Dallas literacy campaign aims to get mothers to read to newborns: A new initiative underway at Dallas’ Parkland Hospital is giving away free bilingual books to moms who’ve just given birth. The books are filled with rhymes in English and Spanish and English and Vietnamese, as well as colorful illustrations of parents with their children. Trish Holland, a Dallas children’s author, got the idea after hearing a news report about a study on the literacy gap between Latino and white children. She reached out to organizations to collect $35,000 for the initiative. The plan is to give away as many as 14,000 books this year. For more: Kera News

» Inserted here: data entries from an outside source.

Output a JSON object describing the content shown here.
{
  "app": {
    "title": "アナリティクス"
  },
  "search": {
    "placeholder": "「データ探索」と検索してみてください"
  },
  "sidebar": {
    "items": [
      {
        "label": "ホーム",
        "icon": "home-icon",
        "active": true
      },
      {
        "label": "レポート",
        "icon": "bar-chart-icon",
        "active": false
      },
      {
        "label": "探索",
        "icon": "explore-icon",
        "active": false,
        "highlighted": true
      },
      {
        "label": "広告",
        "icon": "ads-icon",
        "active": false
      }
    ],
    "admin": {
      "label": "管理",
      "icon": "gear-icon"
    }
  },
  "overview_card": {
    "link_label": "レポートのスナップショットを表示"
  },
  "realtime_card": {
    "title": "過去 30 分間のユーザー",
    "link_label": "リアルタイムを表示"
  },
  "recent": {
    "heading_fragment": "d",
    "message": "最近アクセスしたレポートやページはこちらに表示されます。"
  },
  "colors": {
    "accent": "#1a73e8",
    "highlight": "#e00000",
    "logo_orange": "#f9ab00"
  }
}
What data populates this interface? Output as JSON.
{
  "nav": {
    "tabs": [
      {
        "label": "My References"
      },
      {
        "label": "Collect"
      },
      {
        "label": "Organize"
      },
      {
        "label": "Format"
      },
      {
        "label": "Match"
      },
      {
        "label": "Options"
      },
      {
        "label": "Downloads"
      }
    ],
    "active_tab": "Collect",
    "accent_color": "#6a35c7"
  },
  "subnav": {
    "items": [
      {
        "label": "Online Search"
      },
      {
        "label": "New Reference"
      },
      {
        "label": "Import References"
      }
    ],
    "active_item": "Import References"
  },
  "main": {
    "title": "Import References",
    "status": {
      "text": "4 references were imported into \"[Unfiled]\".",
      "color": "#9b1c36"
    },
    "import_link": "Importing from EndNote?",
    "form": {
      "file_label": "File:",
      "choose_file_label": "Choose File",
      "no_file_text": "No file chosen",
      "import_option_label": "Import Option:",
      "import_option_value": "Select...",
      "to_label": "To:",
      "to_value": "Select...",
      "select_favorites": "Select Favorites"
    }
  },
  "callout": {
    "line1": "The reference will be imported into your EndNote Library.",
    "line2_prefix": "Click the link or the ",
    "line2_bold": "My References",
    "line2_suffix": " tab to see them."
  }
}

10 male CEOs promise to publish data on gender ratios for hiring: The chief executives of 10 major global companies – all of them men – have joined together with the United Nations Women’s movement HeForShe to become more transparent about the numbers of women in executive positions, they announced at the World Economic Forum in Davos. These CEOs promised to make public the number of female employees, the gender ratio of new hires, the number of women in senior management, and the number of women on their boards. For more: New York Times
Afghan women fight for greater participation in peace process: Afghan women march during a protest in Kabul in 2013. SHAH MARAI/AFP/Getty Images)Many women in Afghanistan are clamoring for more rights and greater voice in peace talks as the country emerges from 15 years of brutal war and continuing Taliban repression. Though women took part in some unofficial peace talks last May with Taliban representatives, they remain largely excluded from the peace process. Suhaila Sahar, the director for a national network of vocational training centers for women, told The Associated Press, “Afghan women do not want a peace that again restricts women’s access to school or work outside the home,” as was the case throughout the nation under years of Taliban rule prior to September 11, 2001. “Women are half the population of the country and must not be ignored.” For more: New York Times
Election Updates: 
Controversial political figures endorse Trump: Politicians, academics, economists, and others in the public spotlight have begun to cast their endorsements for 2016 presidential candidates, and Republican frontrunner Donald Trump is receiving his fair share of support. This week, prominent unauthorized-immigration foe Sheriff Joe Arpaio and former Alaska Governor Sarah Palin officially endorsed Trump. The announcement was one of Palin’s first major public appearances since the McCain-Palin ticket fell short of securing the White House in 2008. For more: Politico, Washington Post
Clinton, Sanders delve deeper into the issues at Iowa town hall: At last week’s town hall in Iowa, Democratic candidate Bernie Sanders defended his belief in democratic socialism and admitted his health plan would involve raising taxes. Hillary Clinton touted her experience and rebutted allegations of dishonesty. Martin O’Malley expressed optimism in his chances despite his poor poll numbers. Recent polls show Clinton in the lead with 52% support from likely voters, Sanders with 36%, and O’Malley with 3%. Clinton’s lead is narrower in Iowa, and trails significantly behind Sanders in New Hampshire. For more: NPR, Politico
Feminist of the Week: 
Canadian poet Jillian Christmas recently performed a stirring slam at the 2015 Women of the World Poetry Slam (WOWPS), calling out white feminists on issues of cultural appropriation and exclusivity in the feminist movement. The transcript of the poem includes: “They said I could be a feminist as long as I don’t talk about this black girl body. About that cold red body of water. About an inheritance so great that no one body could apologize it away. As long as I don’t remind anyone where so many of the ideas for this movement came from anyway.” To watch the full performance: Huffington Post